It takes confidence and leadership support to call out what will prevent your sales training program from being successful and funded for the next three-five years. The more candid you are, the more trust you can build. The more trust you build, the more you will have senior leaders on your side.

What are some questions to help you find and eliminate barriers for your sales training program?

  1. What has prevented us from realizing the level of success we want to achieve? (You’re looking for things like behaviors, structures, and priorities.)
  2. Are those barriers still with our firm today?
  3. On a scale of 1-5, how critical is this barrier to our success?
  4. What is our level of willingness to work through the barriers we’ve identified?

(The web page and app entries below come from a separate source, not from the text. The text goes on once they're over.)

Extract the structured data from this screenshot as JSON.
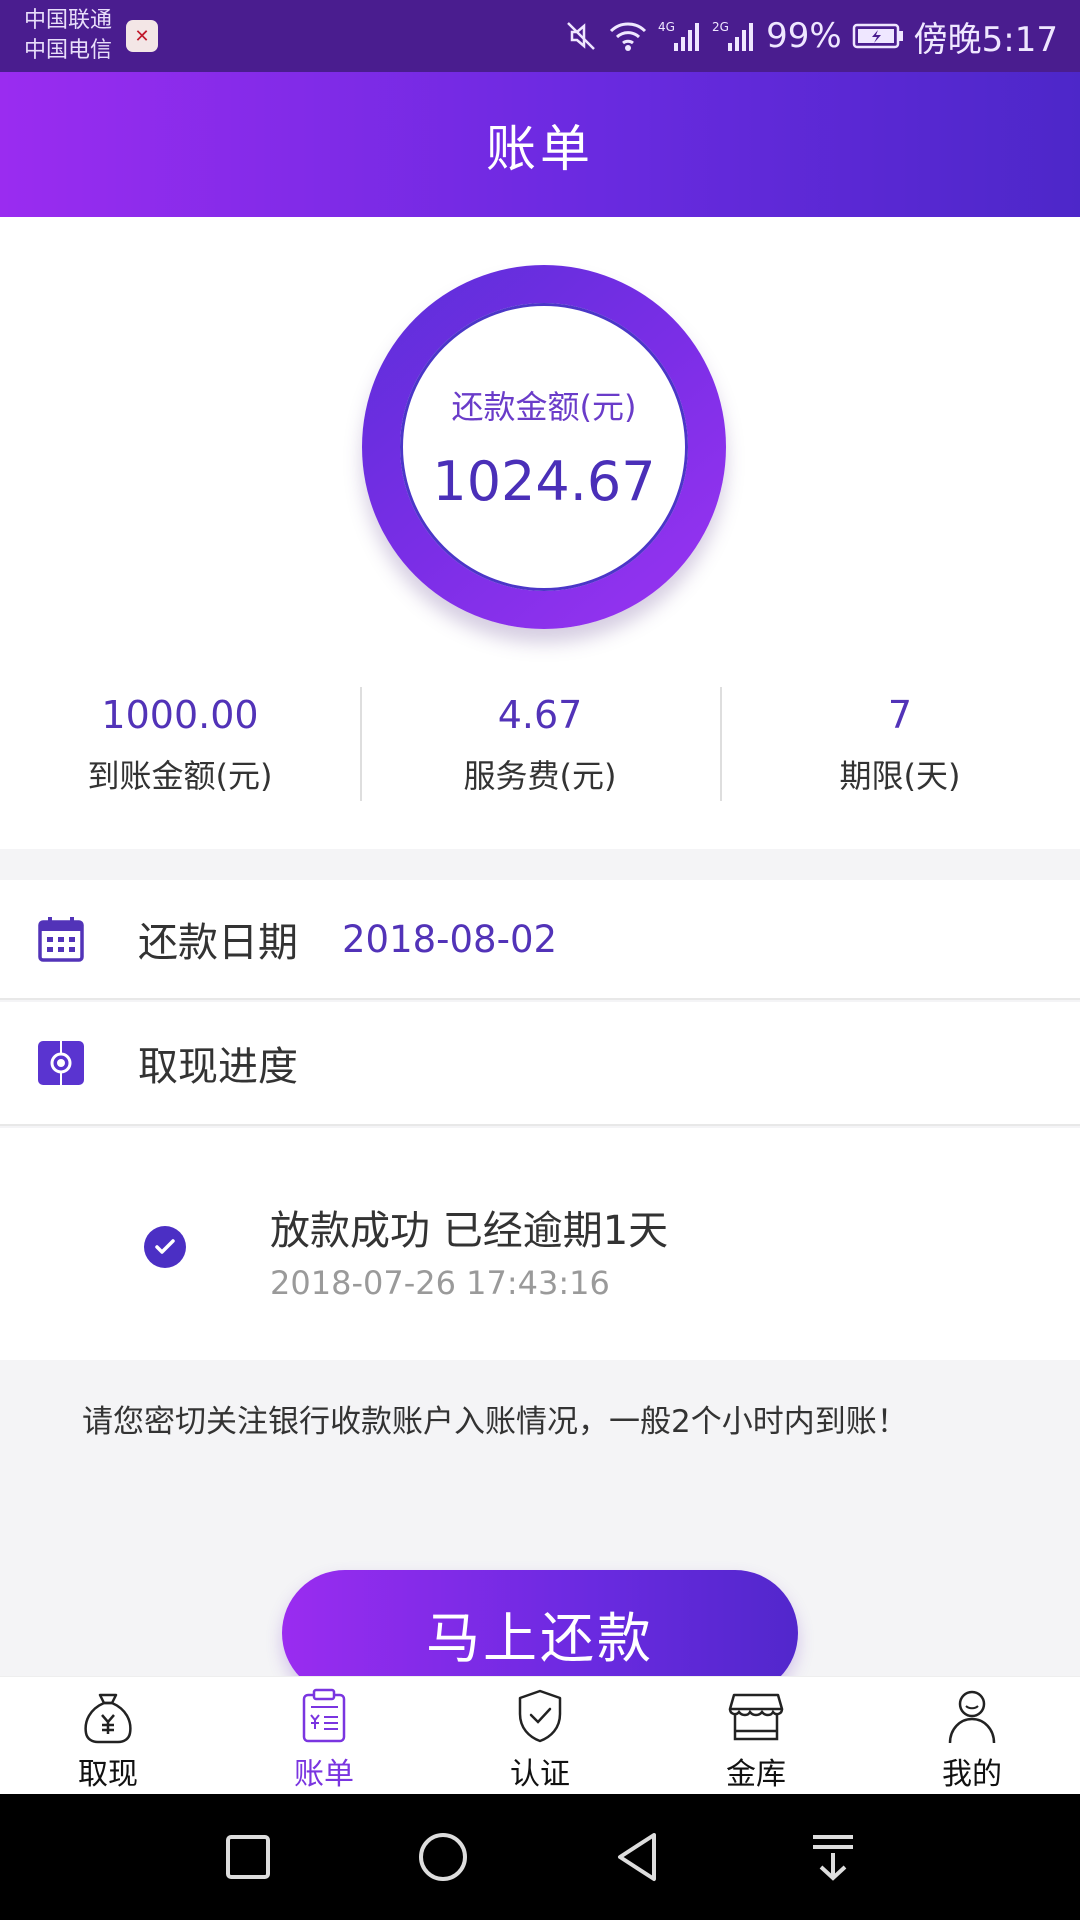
{
  "status_bar": {
    "carrier_1": "中国联通",
    "carrier_2": "中国电信",
    "battery": "99%",
    "time": "傍晚5:17",
    "network_1": "4G",
    "network_2": "2G"
  },
  "header": {
    "title": "账单"
  },
  "summary": {
    "ring_label": "还款金额(元)",
    "ring_value": "1024.67",
    "stats": [
      {
        "value": "1000.00",
        "label": "到账金额(元)"
      },
      {
        "value": "4.67",
        "label": "服务费(元)"
      },
      {
        "value": "7",
        "label": "期限(天)"
      }
    ]
  },
  "repay_date": {
    "label": "还款日期",
    "value": "2018-08-02"
  },
  "progress": {
    "label": "取现进度",
    "items": [
      {
        "title": "放款成功 已经逾期1天",
        "time": "2018-07-26 17:43:16"
      }
    ]
  },
  "notice": "请您密切关注银行收款账户入账情况，一般2个小时内到账！",
  "repay_button": "马上还款",
  "tabs": [
    {
      "label": "取现",
      "icon": "money-bag-icon",
      "active": false
    },
    {
      "label": "账单",
      "icon": "bill-icon",
      "active": true
    },
    {
      "label": "认证",
      "icon": "shield-check-icon",
      "active": false
    },
    {
      "label": "金库",
      "icon": "store-icon",
      "active": false
    },
    {
      "label": "我的",
      "icon": "user-icon",
      "active": false
    }
  ],
  "colors": {
    "accent": "#6a2ae0",
    "gradient_start": "#9a2cf0",
    "gradient_end": "#4d27c9",
    "value_text": "#5233b8"
  }
}
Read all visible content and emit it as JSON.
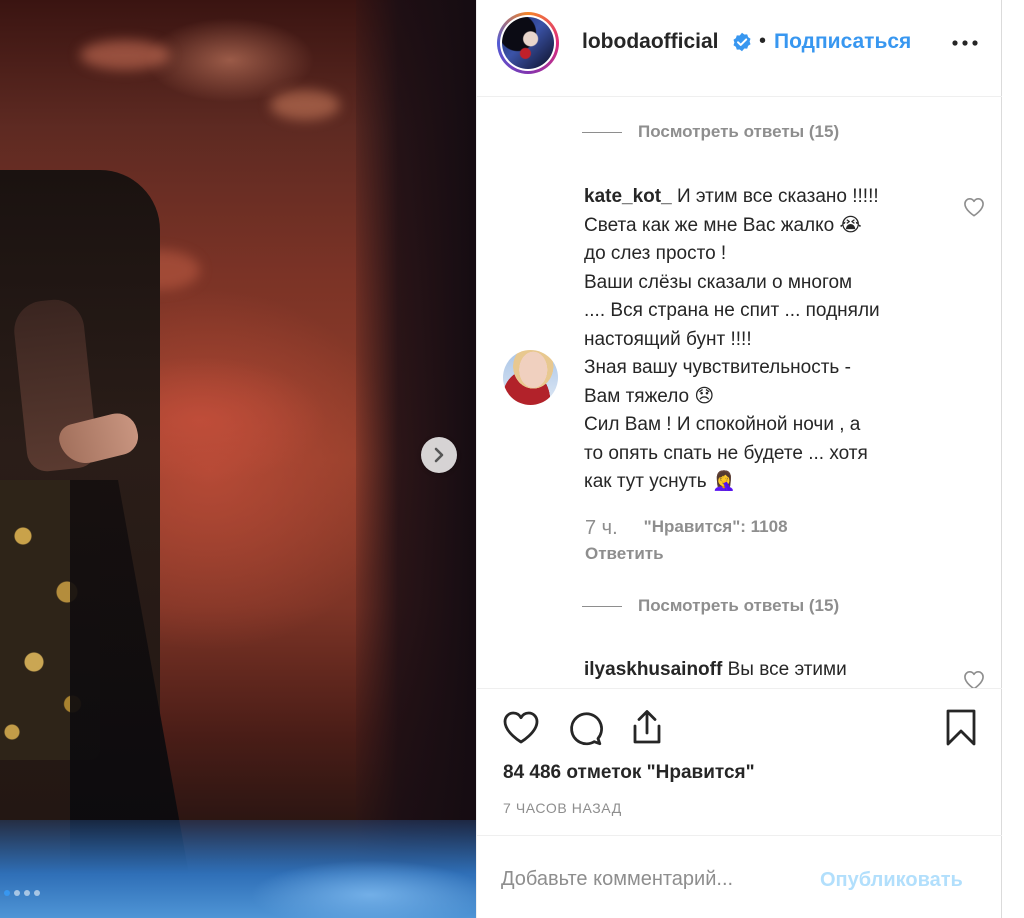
{
  "post": {
    "username": "lobodaofficial",
    "verified_icon": "verified-badge-icon",
    "separator": "•",
    "follow_label": "Подписаться",
    "more_icon": "more-horizontal-icon"
  },
  "comments": {
    "view_replies_1": "Посмотреть ответы (15)",
    "view_replies_2": "Посмотреть ответы (15)",
    "items": [
      {
        "username": "kate_kot_",
        "lines": [
          "И этим все сказано !!!!!",
          "Света как же мне Вас жалко 😭",
          "до слез просто !",
          "Ваши слёзы сказали о многом",
          ".... Вся страна не спит ... подняли",
          "настоящий бунт !!!!",
          "Зная вашу чувствительность -",
          "Вам тяжело 😞",
          "Сил Вам ! И спокойной ночи , а",
          "то опять спать не будете ... хотя",
          "как тут уснуть 🤦‍♀️"
        ],
        "time": "7 ч.",
        "likes": "\"Нравится\": 1108",
        "reply_label": "Ответить"
      },
      {
        "username": "ilyaskhusainoff",
        "text": "Вы все этими"
      }
    ]
  },
  "actions": {
    "like_icon": "heart-icon",
    "comment_icon": "comment-icon",
    "share_icon": "share-icon",
    "save_icon": "bookmark-icon"
  },
  "likes_text": "84 486 отметок \"Нравится\"",
  "time_ago": "7 ЧАСОВ НАЗАД",
  "comment_box": {
    "placeholder": "Добавьте комментарий...",
    "post_label": "Опубликовать"
  },
  "colors": {
    "accent": "#3897f0",
    "muted": "#8e8e8e",
    "post_disabled": "#b2dffc"
  }
}
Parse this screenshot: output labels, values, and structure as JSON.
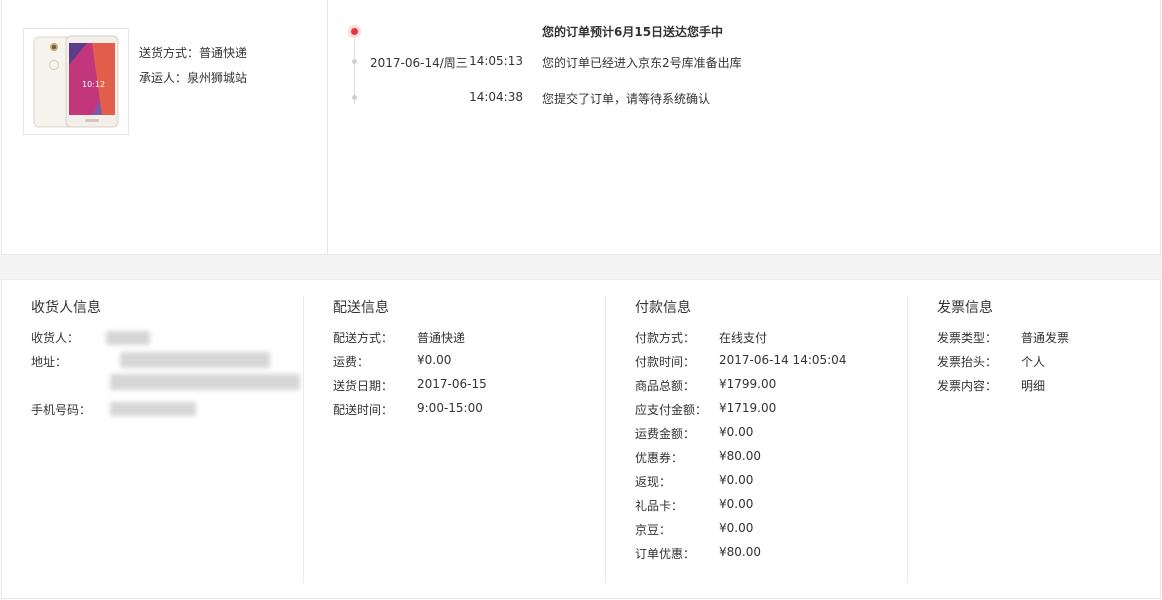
{
  "shipment": {
    "method_label": "送货方式：",
    "method_value": "普通快递",
    "carrier_label": "承运人：",
    "carrier_value": "泉州狮城站",
    "product_image_icon": "phone-product-icon"
  },
  "timeline": {
    "headline": "您的订单预计6月15日送达您手中",
    "events": [
      {
        "date": "2017-06-14/周三",
        "time": "14:05:13",
        "text": "您的订单已经进入京东2号库准备出库"
      },
      {
        "date": "",
        "time": "14:04:38",
        "text": "您提交了订单，请等待系统确认"
      }
    ],
    "current_color": "#e4393c"
  },
  "consignee": {
    "title": "收货人信息",
    "name_label": "收货人：",
    "address_label": "地址：",
    "phone_label": "手机号码："
  },
  "delivery": {
    "title": "配送信息",
    "rows": [
      {
        "label": "配送方式：",
        "value": "普通快递"
      },
      {
        "label": "运费：",
        "value": "¥0.00"
      },
      {
        "label": "送货日期：",
        "value": "2017-06-15"
      },
      {
        "label": "配送时间：",
        "value": "9:00-15:00"
      }
    ]
  },
  "payment": {
    "title": "付款信息",
    "rows": [
      {
        "label": "付款方式：",
        "value": "在线支付"
      },
      {
        "label": "付款时间：",
        "value": "2017-06-14 14:05:04"
      },
      {
        "label": "商品总额：",
        "value": "¥1799.00"
      },
      {
        "label": "应支付金额：",
        "value": "¥1719.00"
      },
      {
        "label": "运费金额：",
        "value": "¥0.00"
      },
      {
        "label": "优惠券：",
        "value": "¥80.00"
      },
      {
        "label": "返现：",
        "value": "¥0.00"
      },
      {
        "label": "礼品卡：",
        "value": "¥0.00"
      },
      {
        "label": "京豆：",
        "value": "¥0.00"
      },
      {
        "label": "订单优惠：",
        "value": "¥80.00"
      }
    ]
  },
  "invoice": {
    "title": "发票信息",
    "rows": [
      {
        "label": "发票类型：",
        "value": "普通发票"
      },
      {
        "label": "发票抬头：",
        "value": "个人"
      },
      {
        "label": "发票内容：",
        "value": "明细"
      }
    ]
  }
}
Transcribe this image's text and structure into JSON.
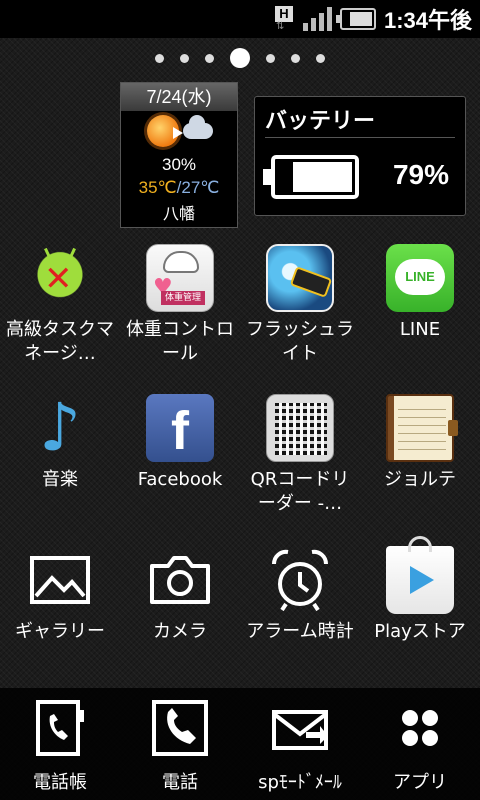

4. Communicate regularly with stakeholders and senior leadership.

This is a common best practice you’ll see shared about sales training programs. But what doesn’t get talked about is the business acumen required of you to ensure you’re sharing the appropriate information and telling the story of your sales training program to senior leadership. Business acumen means that the focus remains on business metrics and contribution to firm culture, and not training metrics.

When communicating to your senior leadership, these are a few elements to confirm you have:

  1. An agreed-to cadence. In the beginning stages this might be monthly, that then moves to quarterly. This will depend on the level of financial investment and urgency of your alignment to growth goals.
  2. The level of detail your leaders wish to receive, along with what deliverables will help them best digest the information.
  3. Agreed-to business metrics and ownership, along with evidence that metrics are being met or not met.
  4. Key successes and key needs for improvement. With key needs for improvement, at least one potential solution to discuss.

Accountability in Your Sales Training Programs Can Be Simple

In fact, the simpler, the better. I recommend you begin with no more than three to five. These can be adjusted during your sales training program design, your initial pilot phase, and then your firm-wide launch.

When your initial accountabilities are clear, measurable, and agreed-to, you’ll put yourself in the best possible position to get leadership support and long-term funding.

Don’t let your sales training investment go to waste.

Transform your team’s performance and secure long-term funding for your programs with our proven accountability-focused approach. Take the first step towards measurable results and sustained growth. Let’s talk about how we can create a sales training program to reach your growth goals. Contact me.



Frequently Asked Questions about Accountability in Sales Training Programs

How do we create sales training programs that deliver real results, and continue to be funded?

Sales training programs must have accountability, sustainability, and scalability.

How can we ensure accountability in our sales training programs?

You can ensure accountability in sales programs by defining clear accountabilities with agreed-upon metrics, both quantitative and qualitative, and regularly revisit them to ensure they remain relevant and effective.

What should we do if our sales training program is not meeting its accountabilities?

If your sales program is not meeting its accountabilities, identify and address barriers to success, and develop remedies for when accountabilities aren’t being met, fostering a culture of candid communication and trust.

How do we communicate the progress of our sales training programs to senior leadership?

To communicate the progress of your sales training programs to senior leadership, establish a regular communication cadence, focus on business metrics and contributions to firm culture, and provide key successes and areas for improvement with potential solutions.


Your sales growth is only as strong as your strategy.

Download Amy's Sales Strategy Index now and receive the top 10 growth factors every sales strategy needs. 

Congratulations! Here is your Sales Strategy Index.